as indicated by arrows and red
border in MRI image, represent
Photo: Courtesy of Dr. George Bartzokis.
George Bartzokis, MD (RES ’87, FEL ’90), professor of psychiatry at the Jane and Terry Semel Institute for Neuroscience and Human Behavior at UCLA, and his colleagues looked at two areas of the brain in patients with Alzheimer’s. They compared the hippocampus, which is known to be damaged early in the disease, and the thalamus, an area that is generally not affected until the late stages. Using sophisticated brain-imaging techniques, they found that iron is increased in the hippocampus and is associated with tissue damage in that area. But increased iron was not found in the thalamus.

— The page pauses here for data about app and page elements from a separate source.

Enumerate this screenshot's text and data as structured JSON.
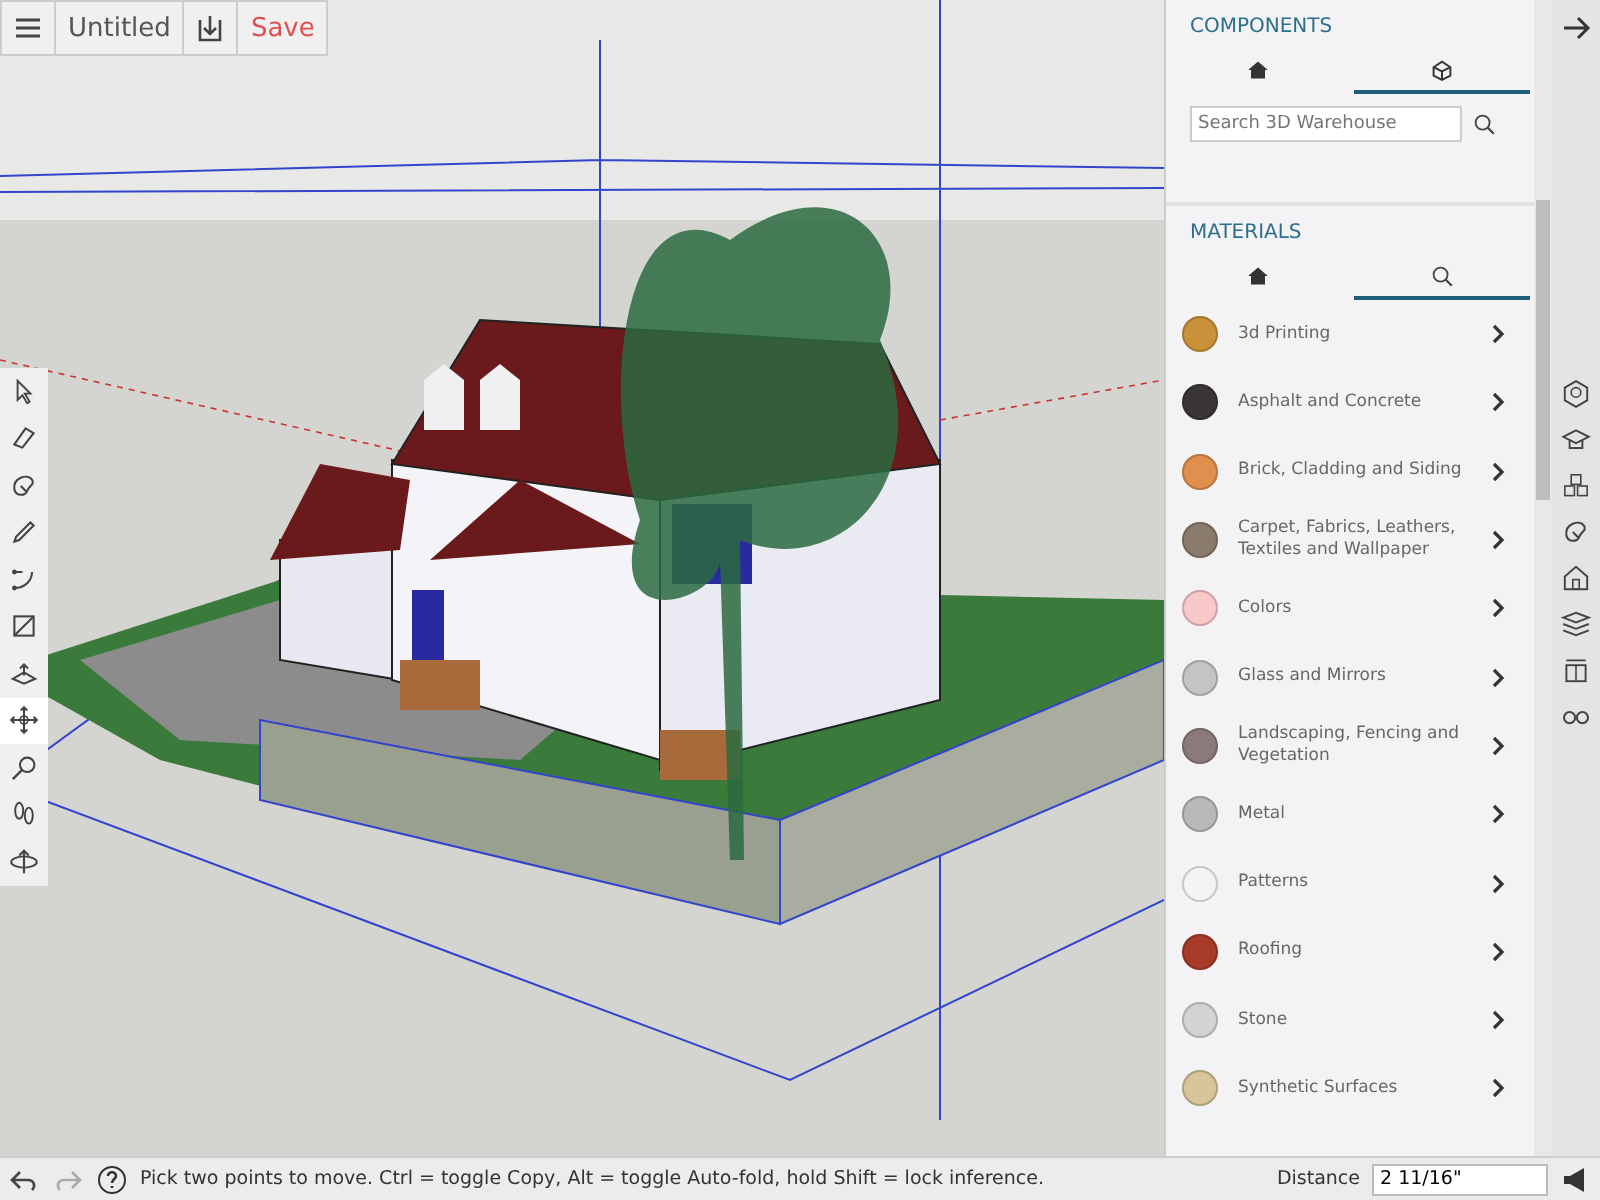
{
  "top_bar": {
    "title": "Untitled",
    "save_label": "Save"
  },
  "tools": [
    {
      "kind": "select",
      "selected": false
    },
    {
      "kind": "eraser",
      "selected": false
    },
    {
      "kind": "paint",
      "selected": false
    },
    {
      "kind": "pencil",
      "selected": false
    },
    {
      "kind": "arc",
      "selected": false
    },
    {
      "kind": "rectangle",
      "selected": false
    },
    {
      "kind": "pushpull",
      "selected": false
    },
    {
      "kind": "move",
      "selected": true
    },
    {
      "kind": "tape",
      "selected": false
    },
    {
      "kind": "walk",
      "selected": false
    },
    {
      "kind": "orbit",
      "selected": false
    }
  ],
  "components": {
    "title": "COMPONENTS",
    "tabs": [
      {
        "kind": "home",
        "selected": false
      },
      {
        "kind": "warehouse",
        "selected": true
      }
    ],
    "search": {
      "placeholder": "Search 3D Warehouse"
    }
  },
  "materials": {
    "title": "MATERIALS",
    "tabs": [
      {
        "kind": "home",
        "selected": false
      },
      {
        "kind": "search",
        "selected": true
      }
    ],
    "items": [
      {
        "label": "3d Printing",
        "color": "#c9923a"
      },
      {
        "label": "Asphalt and Concrete",
        "color": "#3a3538"
      },
      {
        "label": "Brick, Cladding and Siding",
        "color": "#e08f4e"
      },
      {
        "label": "Carpet, Fabrics, Leathers, Textiles and Wallpaper",
        "color": "#8a7a6a"
      },
      {
        "label": "Colors",
        "color": "#f8c8c8"
      },
      {
        "label": "Glass and Mirrors",
        "color": "#c4c4c4"
      },
      {
        "label": "Landscaping, Fencing and Vegetation",
        "color": "#8a7a7a"
      },
      {
        "label": "Metal",
        "color": "#b8b8b8"
      },
      {
        "label": "Patterns",
        "color": "#f4f4f4"
      },
      {
        "label": "Roofing",
        "color": "#a83a2a"
      },
      {
        "label": "Stone",
        "color": "#d4d4d4"
      },
      {
        "label": "Synthetic Surfaces",
        "color": "#d8c49a"
      }
    ]
  },
  "status_bar": {
    "hint": "Pick two points to move. Ctrl = toggle Copy, Alt = toggle Auto-fold, hold Shift = lock inference.",
    "measure_label": "Distance",
    "measure_value": "2 11/16\""
  }
}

While most Alzheimer’s researchers focus on the buildup of tau or beta-amyloid that results in the signature plaques associated with the disease, Dr. Bartzokis has long argued that the breakdown begins much further “upstream.” The destruction of myelin, the fatty tissue that coats nerve fibers in the brain, he says, disrupts communication between neurons and promotes the buildup of the plaques. These amyloid plaques in turn destroy more and more myelin, disrupting brain signaling and leading to cell death and the classic clinical signs of Alzheimer’s. Myelin is produced by cells called oligodendrocytes. These cells, along with myelin, have the highest levels of iron of any cells in the brain, Dr. Bartzokis says, and circumstantial evidence has long supported the possibility that brainiron levels might be a risk factor for age-related diseases like Alzheimer’s. Although iron is essential for cell function, too much of it can promote oxidative damage, to which the brain is especially vulnerable.
Dr. Bartzokis and his colleagues tested their hypothesis that elevated tissue iron caused the tissue breakdown associated with Alzheimer’s disease by targeting the vulnerable hippocampus, a key area of the brain involved in the formation of memories, and comparing it to the thalamus, which is relatively spared by Alzheimer’s until the very late stages of disease.
The researchers used an MRI technique that can measure the amount of brain iron in ferritin, a protein that stores iron, in 31 patients with Alzheimer’s and 68 healthy control subjects. In the presence of diseases like Alzheimer’s, as the structure of cells breaks down, the amount of water increases in the brain, which can mask the detection of iron, according to Dr. Bartzokis.
“The Frequency and Cost of Treatment Perceived to Be Futile in Critical Care,” JAMA Internal Medicine, September 9, 2013